Pasadena, CA 91101
Loan Ceiling Extended
Buyers of homes in high-priced markets have some reason to cheer: the federal government recently extended through 2010 the maximum dollar amount for “conforming loans.” This will probably mean better options for borrowers who might otherwise have had to take out “jumbo” mortgages.
Conforming loans meet all the guidelines of Fannie Mae and Freddie Mac, the government-controlled agencies that resell packages of loans to investors, and are therefore eligible for purchase by these agencies. Jumbo mortgages, issued in amounts above the government’s maximum, are nonconforming. Because lenders assume less risk in making conforming loans, the interest rates are usually lower.
For much of the past two years, the government has, through Fannie and Freddie, agreed to buy mortgages of $729,500 or less for properties in high-cost housing areas like Manhattan and parts of northern New Jersey. That ceiling had been scheduled to be lowered to $625,500 at the end of this year, but last month Congress extended the higher limit through the end of 2010.
Alan Rosenbaum, the chief executive of the Guardhill Financial Corporation in Manhattan, said the extension would have important implications for those in New York City and many suburbs that are designated as high-cost areas.
“A lot of people have been sitting on their hands for the past month, waiting to see which way this would go,” he said.
Mr. Rosenbaum said that prospective buyers had also been waiting to see if the government would extend the federal home buyer tax credit past its Nov. 30 deadline, and it did so earlier this month. The extension of the higher conforming loan limit and the home buyer tax credit “will help our market maintain its momentum,” he said.
In early November, Mr. Rosenbaum said, lenders in the region were charging rates of just under 5 percent, on average, for 30-year conventional fixed-rate mortgages of less than $417,000. That dollar amount was previously the limit for conforming loans, and it is still used as an industry benchmark for lower-risk loans.
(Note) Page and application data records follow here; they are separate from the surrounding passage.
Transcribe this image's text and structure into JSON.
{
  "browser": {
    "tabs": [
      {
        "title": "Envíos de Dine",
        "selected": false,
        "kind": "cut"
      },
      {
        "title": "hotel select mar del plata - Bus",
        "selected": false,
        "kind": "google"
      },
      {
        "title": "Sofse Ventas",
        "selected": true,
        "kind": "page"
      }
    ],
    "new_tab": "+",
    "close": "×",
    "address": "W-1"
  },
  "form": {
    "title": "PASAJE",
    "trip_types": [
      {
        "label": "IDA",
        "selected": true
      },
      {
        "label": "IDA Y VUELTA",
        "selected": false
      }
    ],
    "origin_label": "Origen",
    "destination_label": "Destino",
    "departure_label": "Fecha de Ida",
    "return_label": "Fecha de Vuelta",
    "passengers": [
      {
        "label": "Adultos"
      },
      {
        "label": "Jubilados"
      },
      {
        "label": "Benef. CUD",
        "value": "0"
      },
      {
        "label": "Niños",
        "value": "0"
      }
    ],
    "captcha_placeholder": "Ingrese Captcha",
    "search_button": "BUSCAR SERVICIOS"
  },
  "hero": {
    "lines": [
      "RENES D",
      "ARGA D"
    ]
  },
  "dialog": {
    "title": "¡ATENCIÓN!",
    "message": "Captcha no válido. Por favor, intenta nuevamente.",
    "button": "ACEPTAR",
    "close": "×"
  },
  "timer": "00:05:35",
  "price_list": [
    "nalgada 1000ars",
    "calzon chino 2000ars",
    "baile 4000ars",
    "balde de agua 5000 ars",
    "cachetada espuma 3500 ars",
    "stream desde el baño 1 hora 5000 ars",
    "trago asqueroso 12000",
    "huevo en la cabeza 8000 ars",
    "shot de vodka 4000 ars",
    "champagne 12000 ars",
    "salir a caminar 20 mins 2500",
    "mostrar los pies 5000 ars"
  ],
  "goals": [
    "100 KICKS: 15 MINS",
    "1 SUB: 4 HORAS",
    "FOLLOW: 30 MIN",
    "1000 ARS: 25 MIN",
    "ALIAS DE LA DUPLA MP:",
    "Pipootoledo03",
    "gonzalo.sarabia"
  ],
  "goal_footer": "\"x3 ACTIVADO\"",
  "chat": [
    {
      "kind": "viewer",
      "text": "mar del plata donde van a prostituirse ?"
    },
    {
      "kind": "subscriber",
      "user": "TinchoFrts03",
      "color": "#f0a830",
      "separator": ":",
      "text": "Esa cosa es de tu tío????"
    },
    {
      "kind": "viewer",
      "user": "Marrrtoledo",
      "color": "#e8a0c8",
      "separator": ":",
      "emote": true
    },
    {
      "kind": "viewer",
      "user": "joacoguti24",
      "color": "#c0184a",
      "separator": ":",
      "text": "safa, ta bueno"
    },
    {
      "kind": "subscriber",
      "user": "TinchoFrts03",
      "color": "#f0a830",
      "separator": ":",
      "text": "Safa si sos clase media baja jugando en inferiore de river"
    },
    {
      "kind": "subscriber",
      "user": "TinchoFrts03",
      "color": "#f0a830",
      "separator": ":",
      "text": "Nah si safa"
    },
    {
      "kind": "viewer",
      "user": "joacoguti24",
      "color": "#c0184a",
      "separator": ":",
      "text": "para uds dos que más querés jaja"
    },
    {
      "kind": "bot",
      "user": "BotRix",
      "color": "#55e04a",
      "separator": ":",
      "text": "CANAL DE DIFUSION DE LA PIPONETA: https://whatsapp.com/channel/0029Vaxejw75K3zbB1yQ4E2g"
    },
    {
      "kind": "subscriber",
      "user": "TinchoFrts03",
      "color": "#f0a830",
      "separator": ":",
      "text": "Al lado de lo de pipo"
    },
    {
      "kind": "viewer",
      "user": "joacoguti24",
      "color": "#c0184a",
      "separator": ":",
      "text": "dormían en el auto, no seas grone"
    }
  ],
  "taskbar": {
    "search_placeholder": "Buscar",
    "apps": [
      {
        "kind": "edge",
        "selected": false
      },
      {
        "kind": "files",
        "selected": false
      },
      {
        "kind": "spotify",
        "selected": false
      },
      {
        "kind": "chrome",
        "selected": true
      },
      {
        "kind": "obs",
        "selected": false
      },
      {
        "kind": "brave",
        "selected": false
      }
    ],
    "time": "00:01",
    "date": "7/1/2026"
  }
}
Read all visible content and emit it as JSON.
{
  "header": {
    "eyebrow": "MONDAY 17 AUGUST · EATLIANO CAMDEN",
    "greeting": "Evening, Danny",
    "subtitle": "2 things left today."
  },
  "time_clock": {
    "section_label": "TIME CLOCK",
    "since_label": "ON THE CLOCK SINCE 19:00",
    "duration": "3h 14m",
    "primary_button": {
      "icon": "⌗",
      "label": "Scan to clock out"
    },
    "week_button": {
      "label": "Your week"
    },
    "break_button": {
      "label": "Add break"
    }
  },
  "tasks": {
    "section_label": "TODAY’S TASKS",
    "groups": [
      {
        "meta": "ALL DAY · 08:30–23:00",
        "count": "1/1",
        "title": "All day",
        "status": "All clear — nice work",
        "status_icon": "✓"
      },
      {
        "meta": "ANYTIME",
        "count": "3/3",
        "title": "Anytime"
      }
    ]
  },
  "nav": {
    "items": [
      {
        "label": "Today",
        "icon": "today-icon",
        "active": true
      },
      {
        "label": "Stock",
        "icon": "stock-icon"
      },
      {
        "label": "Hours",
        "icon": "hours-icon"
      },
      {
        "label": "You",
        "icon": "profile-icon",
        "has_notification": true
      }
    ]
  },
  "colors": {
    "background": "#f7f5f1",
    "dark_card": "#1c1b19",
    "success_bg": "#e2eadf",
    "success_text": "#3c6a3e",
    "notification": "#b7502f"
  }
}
For mortgages of $417,000 to $729,500, the rates were about 5.25 percent, reflecting the slightly higher risk associated with such loans. Jumbo loans — mortgages above $729,500 — carried average rates of about 5.7 percent, Mr. Rosenbaum said.
In some cases, jumbo borrowers were also required to come up with higher down payments and to maintain higher cash reserves. And some lenders refused to offer jumbo loans on co-ops or condominiums that are not at least 75 percent occupied.
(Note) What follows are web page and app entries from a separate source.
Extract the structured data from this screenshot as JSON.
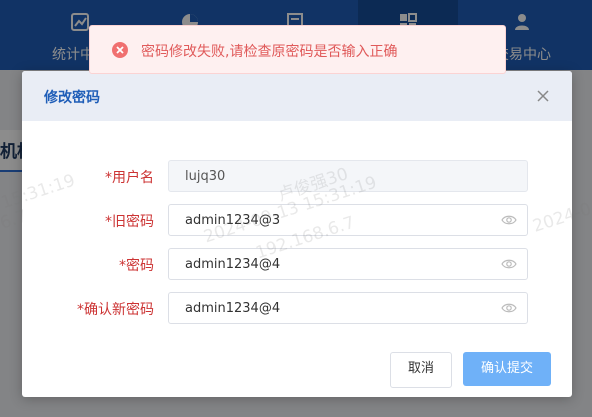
{
  "nav": {
    "items": [
      {
        "label": "统计中心",
        "icon": "chart-icon"
      },
      {
        "label": "",
        "icon": "pie-chart-icon"
      },
      {
        "label": "",
        "icon": "document-icon"
      },
      {
        "label": "",
        "icon": "grid-icon"
      },
      {
        "label": "交易中心",
        "icon": "user-settings-icon"
      }
    ]
  },
  "background": {
    "tab_label": "机构"
  },
  "toast": {
    "message": "密码修改失败,请检查原密码是否输入正确",
    "icon": "error-circle-icon",
    "color": "#e05a5a"
  },
  "dialog": {
    "title": "修改密码",
    "close_icon": "close-icon",
    "fields": {
      "username": {
        "label": "*用户名",
        "value": "lujq30"
      },
      "old_password": {
        "label": "*旧密码",
        "value": "admin1234@3"
      },
      "password": {
        "label": "*密码",
        "value": "admin1234@4"
      },
      "confirm_password": {
        "label": "*确认新密码",
        "value": "admin1234@4"
      }
    },
    "buttons": {
      "cancel": "取消",
      "submit": "确认提交"
    }
  },
  "watermark": {
    "name": "卢俊强30",
    "datetime": "2024-09-13 15:31:19",
    "ip": "192.168.6.7",
    "fragments": [
      "15:31:19",
      "2024-0",
      "6.7"
    ]
  },
  "colors": {
    "primary": "#1f5eb8",
    "submit": "#6fb1f8",
    "label_required": "#cc3333"
  }
}
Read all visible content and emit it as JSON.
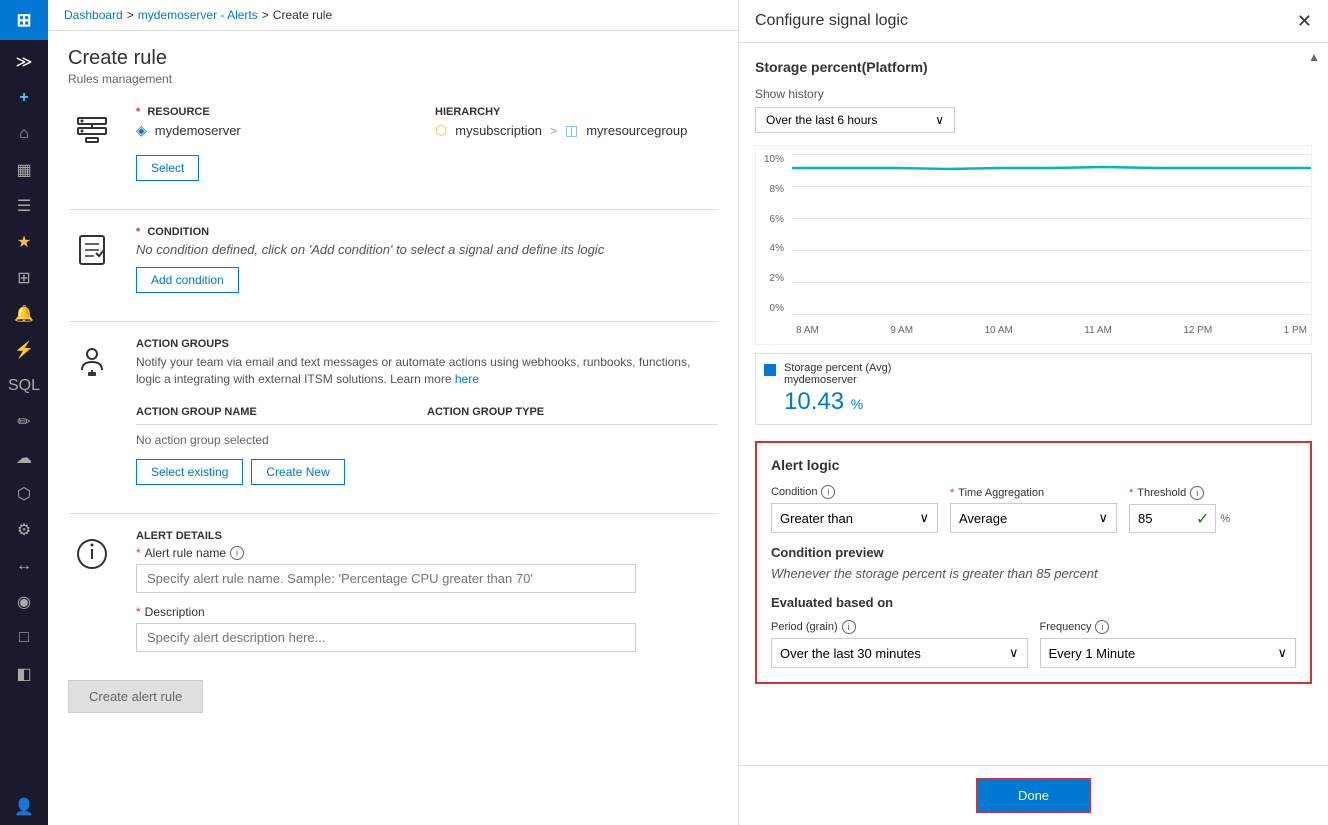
{
  "breadcrumb": {
    "items": [
      "Dashboard",
      "mydemoserver - Alerts",
      "Create rule"
    ],
    "separators": [
      ">",
      ">"
    ]
  },
  "page": {
    "title": "Create rule",
    "subtitle": "Rules management"
  },
  "resource_section": {
    "label": "RESOURCE",
    "required": "*",
    "hierarchy_label": "HIERARCHY",
    "server": "mydemoserver",
    "subscription": "mysubscription",
    "resource_group": "myresourcegroup",
    "select_button": "Select"
  },
  "condition_section": {
    "label": "CONDITION",
    "required": "*",
    "no_condition_text": "No condition defined, click on 'Add condition' to select a signal and define its logic",
    "add_condition_button": "Add condition"
  },
  "action_groups_section": {
    "label": "ACTION GROUPS",
    "description": "Notify your team via email and text messages or automate actions using webhooks, runbooks, functions, logic a integrating with external ITSM solutions. Learn more",
    "learn_more_link": "here",
    "col_name": "ACTION GROUP NAME",
    "col_type": "ACTION GROUP TYPE",
    "no_action_text": "No action group selected",
    "select_existing_button": "Select existing",
    "create_new_button": "Create New"
  },
  "alert_details_section": {
    "label": "ALERT DETAILS",
    "rule_name_label": "Alert rule name",
    "rule_name_info": true,
    "rule_name_placeholder": "Specify alert rule name. Sample: 'Percentage CPU greater than 70'",
    "description_label": "Description",
    "description_placeholder": "Specify alert description here..."
  },
  "create_rule_button": "Create alert rule",
  "right_panel": {
    "title": "Configure signal logic",
    "signal_title": "Storage percent(Platform)",
    "show_history_label": "Show history",
    "show_history_value": "Over the last 6 hours",
    "chart": {
      "y_labels": [
        "10%",
        "8%",
        "6%",
        "4%",
        "2%",
        "0%"
      ],
      "x_labels": [
        "8 AM",
        "9 AM",
        "10 AM",
        "11 AM",
        "12 PM",
        "1 PM"
      ],
      "line_color": "#00b7c3",
      "threshold_value": 10.43,
      "legend_label": "Storage percent (Avg)",
      "legend_sublabel": "mydemoserver",
      "legend_value": "10.43",
      "legend_unit": "%"
    },
    "alert_logic": {
      "title": "Alert logic",
      "condition_label": "Condition",
      "condition_info": true,
      "time_agg_label": "Time Aggregation",
      "time_agg_required": "*",
      "threshold_label": "Threshold",
      "threshold_required": "*",
      "threshold_info": true,
      "condition_value": "Greater than",
      "time_agg_value": "Average",
      "threshold_value": "85",
      "threshold_unit": "%",
      "condition_preview_label": "Condition preview",
      "condition_preview_text": "Whenever the storage percent is greater than 85 percent",
      "evaluated_label": "Evaluated based on",
      "period_label": "Period (grain)",
      "period_info": true,
      "period_value": "Over the last 30 minutes",
      "frequency_label": "Frequency",
      "frequency_info": true,
      "frequency_value": "Every 1 Minute"
    },
    "done_button": "Done"
  },
  "sidebar": {
    "icons": [
      {
        "name": "expand-icon",
        "symbol": "≫"
      },
      {
        "name": "plus-icon",
        "symbol": "+"
      },
      {
        "name": "home-icon",
        "symbol": "⌂"
      },
      {
        "name": "dashboard-icon",
        "symbol": "▦"
      },
      {
        "name": "menu-icon",
        "symbol": "☰"
      },
      {
        "name": "favorites-icon",
        "symbol": "★"
      },
      {
        "name": "apps-icon",
        "symbol": "⊞"
      },
      {
        "name": "notifications-icon",
        "symbol": "🔔"
      },
      {
        "name": "lightning-icon",
        "symbol": "⚡"
      },
      {
        "name": "sql-icon",
        "symbol": "SQL"
      },
      {
        "name": "edit-icon",
        "symbol": "✏"
      },
      {
        "name": "cloud-icon",
        "symbol": "☁"
      },
      {
        "name": "shield-icon",
        "symbol": "🛡"
      },
      {
        "name": "settings2-icon",
        "symbol": "⚙"
      },
      {
        "name": "arrows-icon",
        "symbol": "↔"
      },
      {
        "name": "circle-icon",
        "symbol": "◉"
      },
      {
        "name": "monitor-icon",
        "symbol": "🖥"
      },
      {
        "name": "puzzle-icon",
        "symbol": "🧩"
      },
      {
        "name": "user-icon",
        "symbol": "👤"
      }
    ]
  }
}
David Adamo, the chief executive of Luxury Mortgage in Stamford, Conn., said the extension of the loan limit was another sign of improving conditions for New York’s jumbo borrowers.
By fortifying the market for loans below $729,500, he said, the government is also helping to stabilize demand for more expensive homes. “I’m much more confident in making million-dollar loans in New York now,” Mr. Adamo said.
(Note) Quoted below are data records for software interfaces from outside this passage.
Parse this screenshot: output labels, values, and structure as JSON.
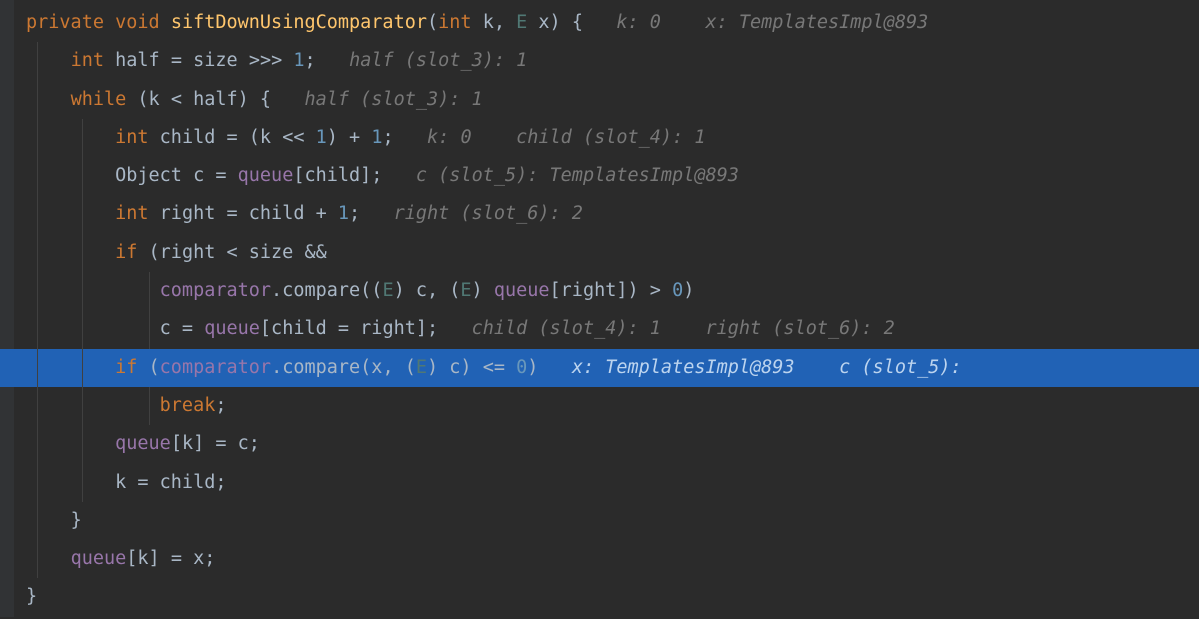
{
  "colors": {
    "bg": "#2b2b2b",
    "highlight": "#2162b5",
    "keyword": "#cc7832",
    "function": "#ffc66d",
    "number": "#6897bb",
    "field": "#9876aa",
    "generic": "#507874",
    "text": "#a9b7c6",
    "hint": "#787878"
  },
  "code": {
    "l0": {
      "kw1": "private",
      "kw2": "void",
      "fn": "siftDownUsingComparator",
      "p1t": "int",
      "p1n": "k",
      "p2t": "E",
      "p2n": "x",
      "hint": "k: 0    x: TemplatesImpl@893"
    },
    "l1": {
      "kw": "int",
      "var": "half",
      "eq": "=",
      "expr1": "size",
      "op": ">>>",
      "num": "1",
      "hint": "half (slot_3): 1"
    },
    "l2": {
      "kw": "while",
      "cond": "(k < half) {",
      "hint": "half (slot_3): 1"
    },
    "l3": {
      "kw": "int",
      "var": "child",
      "eq": "= (k <<",
      "num1": "1",
      "mid": ") +",
      "num2": "1",
      "end": ";",
      "hint": "k: 0    child (slot_4): 1"
    },
    "l4": {
      "type": "Object",
      "var": "c =",
      "field": "queue",
      "idx": "[child];",
      "hint": "c (slot_5): TemplatesImpl@893"
    },
    "l5": {
      "kw": "int",
      "var": "right = child +",
      "num": "1",
      "end": ";",
      "hint": "right (slot_6): 2"
    },
    "l6": {
      "kw": "if",
      "cond": "(right < size &&"
    },
    "l7": {
      "field": "comparator",
      "call": ".compare((",
      "gen1": "E",
      "mid1": ") c, (",
      "gen2": "E",
      "mid2": ")",
      "field2": "queue",
      "end": "[right]) >",
      "num": "0",
      "paren": ")"
    },
    "l8": {
      "lhs": "c =",
      "field": "queue",
      "mid": "[child = right];",
      "hint": "child (slot_4): 1    right (slot_6): 2"
    },
    "l9": {
      "kw": "if",
      "op1": "(",
      "field": "comparator",
      "call": ".compare(x, (",
      "gen": "E",
      "rest": ") c) <=",
      "num": "0",
      "paren": ")",
      "hint": "x: TemplatesImpl@893    c (slot_5):"
    },
    "l10": {
      "kw": "break",
      "end": ";"
    },
    "l11": {
      "field": "queue",
      "rest": "[k] = c;"
    },
    "l12": {
      "stmt": "k = child;"
    },
    "l13": {
      "brace": "}"
    },
    "l14": {
      "field": "queue",
      "rest": "[k] = x;"
    },
    "l15": {
      "brace": "}"
    }
  }
}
That confidence all but disappeared from the market after the mortgage and real estate industries faltered in early 2007. In 2006, lenders issued just under $500 billion of jumbo mortgages; last year, that figure dropped nearly $100 billion, Mr. Adamo said, citing data from Inside MBS & ABS, a trade publication.
Mr. Adamo said that jumbo loans could become less expensive in the coming months, if investor demand for mortgage-backed securities increased.
For nearly three years, he noted, jumbo mortgages were significantly pricier than conforming loans, and there was little demand for them from investors. But in recent months, he said, more lenders have sought to buy jumbo loans from him as investments.
“More participants in the market means we’ll see more product availability, which will bring down the pricing,” Mr. Adamo said. “We’re seeing some very positive signs.”